- PROBLEM TO SOLVE
Every line of the listing must be repeated in the answer without alteration.

****************

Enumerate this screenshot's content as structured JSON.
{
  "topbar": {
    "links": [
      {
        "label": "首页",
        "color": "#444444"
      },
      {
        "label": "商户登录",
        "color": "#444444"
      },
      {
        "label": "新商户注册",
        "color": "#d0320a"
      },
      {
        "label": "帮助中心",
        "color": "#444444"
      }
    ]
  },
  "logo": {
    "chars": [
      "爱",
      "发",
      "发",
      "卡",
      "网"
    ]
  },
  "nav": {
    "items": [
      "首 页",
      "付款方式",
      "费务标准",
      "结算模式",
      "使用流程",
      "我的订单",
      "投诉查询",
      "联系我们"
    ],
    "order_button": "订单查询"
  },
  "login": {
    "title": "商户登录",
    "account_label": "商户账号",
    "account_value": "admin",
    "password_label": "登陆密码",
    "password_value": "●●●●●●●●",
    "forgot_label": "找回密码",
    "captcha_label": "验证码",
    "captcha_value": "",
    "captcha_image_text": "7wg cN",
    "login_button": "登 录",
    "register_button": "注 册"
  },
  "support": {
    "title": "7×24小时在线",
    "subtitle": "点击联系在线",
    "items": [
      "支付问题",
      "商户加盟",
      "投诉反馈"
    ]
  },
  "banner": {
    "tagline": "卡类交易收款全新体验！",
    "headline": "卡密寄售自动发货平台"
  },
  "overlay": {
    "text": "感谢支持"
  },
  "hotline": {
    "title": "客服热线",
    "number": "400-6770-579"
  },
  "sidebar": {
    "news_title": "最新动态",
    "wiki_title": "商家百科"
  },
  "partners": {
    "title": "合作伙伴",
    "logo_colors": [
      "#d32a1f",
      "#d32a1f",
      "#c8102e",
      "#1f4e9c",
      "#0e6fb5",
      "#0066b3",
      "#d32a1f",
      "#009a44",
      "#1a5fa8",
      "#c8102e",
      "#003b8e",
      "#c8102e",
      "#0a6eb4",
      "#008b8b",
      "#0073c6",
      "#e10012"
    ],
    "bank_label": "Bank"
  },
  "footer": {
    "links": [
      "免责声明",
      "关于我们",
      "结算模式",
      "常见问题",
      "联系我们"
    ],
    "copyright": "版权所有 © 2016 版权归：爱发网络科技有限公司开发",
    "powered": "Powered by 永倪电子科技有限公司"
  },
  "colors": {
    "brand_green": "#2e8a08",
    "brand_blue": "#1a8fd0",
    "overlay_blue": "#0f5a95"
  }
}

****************

- RESPONSE
Enumerate this screenshot's content as structured JSON.
{
  "topbar": {
    "links": [
      {
        "label": "首页",
        "color": "#444444"
      },
      {
        "label": "商户登录",
        "color": "#444444"
      },
      {
        "label": "新商户注册",
        "color": "#d0320a"
      },
      {
        "label": "帮助中心",
        "color": "#444444"
      }
    ]
  },
  "logo": {
    "chars": [
      "爱",
      "发",
      "发",
      "卡",
      "网"
    ]
  },
  "nav": {
    "items": [
      "首 页",
      "付款方式",
      "费务标准",
      "结算模式",
      "使用流程",
      "我的订单",
      "投诉查询",
      "联系我们"
    ],
    "order_button": "订单查询"
  },
  "login": {
    "title": "商户登录",
    "account_label": "商户账号",
    "account_value": "admin",
    "password_label": "登陆密码",
    "password_value": "●●●●●●●●",
    "forgot_label": "找回密码",
    "captcha_label": "验证码",
    "captcha_value": "",
    "captcha_image_text": "7wg cN",
    "login_button": "登 录",
    "register_button": "注 册"
  },
  "support": {
    "title": "7×24小时在线",
    "subtitle": "点击联系在线",
    "items": [
      "支付问题",
      "商户加盟",
      "投诉反馈"
    ]
  },
  "banner": {
    "tagline": "卡类交易收款全新体验！",
    "headline": "卡密寄售自动发货平台"
  },
  "overlay": {
    "text": "感谢支持"
  },
  "hotline": {
    "title": "客服热线",
    "number": "400-6770-579"
  },
  "sidebar": {
    "news_title": "最新动态",
    "wiki_title": "商家百科"
  },
  "partners": {
    "title": "合作伙伴",
    "logo_colors": [
      "#d32a1f",
      "#d32a1f",
      "#c8102e",
      "#1f4e9c",
      "#0e6fb5",
      "#0066b3",
      "#d32a1f",
      "#009a44",
      "#1a5fa8",
      "#c8102e",
      "#003b8e",
      "#c8102e",
      "#0a6eb4",
      "#008b8b",
      "#0073c6",
      "#e10012"
    ],
    "bank_label": "Bank"
  },
  "footer": {
    "links": [
      "免责声明",
      "关于我们",
      "结算模式",
      "常见问题",
      "联系我们"
    ],
    "copyright": "版权所有 © 2016 版权归：爱发网络科技有限公司开发",
    "powered": "Powered by 永倪电子科技有限公司"
  },
  "colors": {
    "brand_green": "#2e8a08",
    "brand_blue": "#1a8fd0",
    "overlay_blue": "#0f5a95"
  }
}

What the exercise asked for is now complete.